▶ Try it
All of the data that follows should be written out exactly.

(Data for processing)

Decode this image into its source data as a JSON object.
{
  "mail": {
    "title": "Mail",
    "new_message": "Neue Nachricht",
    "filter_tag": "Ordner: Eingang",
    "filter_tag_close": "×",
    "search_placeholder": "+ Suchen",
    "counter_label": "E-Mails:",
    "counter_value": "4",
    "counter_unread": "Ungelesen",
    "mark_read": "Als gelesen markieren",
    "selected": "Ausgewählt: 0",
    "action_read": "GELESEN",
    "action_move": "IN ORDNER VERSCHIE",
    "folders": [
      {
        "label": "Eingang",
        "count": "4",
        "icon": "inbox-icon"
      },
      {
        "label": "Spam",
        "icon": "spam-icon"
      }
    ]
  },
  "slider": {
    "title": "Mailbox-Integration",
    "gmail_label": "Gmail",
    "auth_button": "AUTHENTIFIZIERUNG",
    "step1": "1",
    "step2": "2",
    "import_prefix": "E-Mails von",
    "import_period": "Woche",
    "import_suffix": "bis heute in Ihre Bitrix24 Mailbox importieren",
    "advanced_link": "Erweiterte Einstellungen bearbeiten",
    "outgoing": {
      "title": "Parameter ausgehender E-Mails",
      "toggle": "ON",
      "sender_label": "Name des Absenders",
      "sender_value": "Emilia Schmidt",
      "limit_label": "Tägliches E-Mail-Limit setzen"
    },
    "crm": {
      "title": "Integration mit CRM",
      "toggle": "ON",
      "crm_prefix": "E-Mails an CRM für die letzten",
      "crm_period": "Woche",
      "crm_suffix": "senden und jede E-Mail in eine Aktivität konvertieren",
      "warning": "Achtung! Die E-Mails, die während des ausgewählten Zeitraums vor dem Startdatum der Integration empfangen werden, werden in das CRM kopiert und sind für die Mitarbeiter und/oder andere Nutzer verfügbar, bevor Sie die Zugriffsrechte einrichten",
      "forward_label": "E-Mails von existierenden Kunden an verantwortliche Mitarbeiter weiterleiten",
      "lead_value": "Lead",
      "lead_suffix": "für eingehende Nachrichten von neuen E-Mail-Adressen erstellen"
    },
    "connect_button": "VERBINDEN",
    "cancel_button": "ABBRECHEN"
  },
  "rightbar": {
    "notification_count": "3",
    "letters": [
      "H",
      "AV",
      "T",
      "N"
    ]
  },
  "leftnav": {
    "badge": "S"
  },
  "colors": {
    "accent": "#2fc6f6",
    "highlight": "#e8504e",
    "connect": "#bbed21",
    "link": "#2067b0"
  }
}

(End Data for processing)

▶ Task response
Decode this image into its source data as a JSON object.
{
  "mail": {
    "title": "Mail",
    "new_message": "Neue Nachricht",
    "filter_tag": "Ordner: Eingang",
    "filter_tag_close": "×",
    "search_placeholder": "+ Suchen",
    "counter_label": "E-Mails:",
    "counter_value": "4",
    "counter_unread": "Ungelesen",
    "mark_read": "Als gelesen markieren",
    "selected": "Ausgewählt: 0",
    "action_read": "GELESEN",
    "action_move": "IN ORDNER VERSCHIE",
    "folders": [
      {
        "label": "Eingang",
        "count": "4",
        "icon": "inbox-icon"
      },
      {
        "label": "Spam",
        "icon": "spam-icon"
      }
    ]
  },
  "slider": {
    "title": "Mailbox-Integration",
    "gmail_label": "Gmail",
    "auth_button": "AUTHENTIFIZIERUNG",
    "step1": "1",
    "step2": "2",
    "import_prefix": "E-Mails von",
    "import_period": "Woche",
    "import_suffix": "bis heute in Ihre Bitrix24 Mailbox importieren",
    "advanced_link": "Erweiterte Einstellungen bearbeiten",
    "outgoing": {
      "title": "Parameter ausgehender E-Mails",
      "toggle": "ON",
      "sender_label": "Name des Absenders",
      "sender_value": "Emilia Schmidt",
      "limit_label": "Tägliches E-Mail-Limit setzen"
    },
    "crm": {
      "title": "Integration mit CRM",
      "toggle": "ON",
      "crm_prefix": "E-Mails an CRM für die letzten",
      "crm_period": "Woche",
      "crm_suffix": "senden und jede E-Mail in eine Aktivität konvertieren",
      "warning": "Achtung! Die E-Mails, die während des ausgewählten Zeitraums vor dem Startdatum der Integration empfangen werden, werden in das CRM kopiert und sind für die Mitarbeiter und/oder andere Nutzer verfügbar, bevor Sie die Zugriffsrechte einrichten",
      "forward_label": "E-Mails von existierenden Kunden an verantwortliche Mitarbeiter weiterleiten",
      "lead_value": "Lead",
      "lead_suffix": "für eingehende Nachrichten von neuen E-Mail-Adressen erstellen"
    },
    "connect_button": "VERBINDEN",
    "cancel_button": "ABBRECHEN"
  },
  "rightbar": {
    "notification_count": "3",
    "letters": [
      "H",
      "AV",
      "T",
      "N"
    ]
  },
  "leftnav": {
    "badge": "S"
  },
  "colors": {
    "accent": "#2fc6f6",
    "highlight": "#e8504e",
    "connect": "#bbed21",
    "link": "#2067b0"
  }
}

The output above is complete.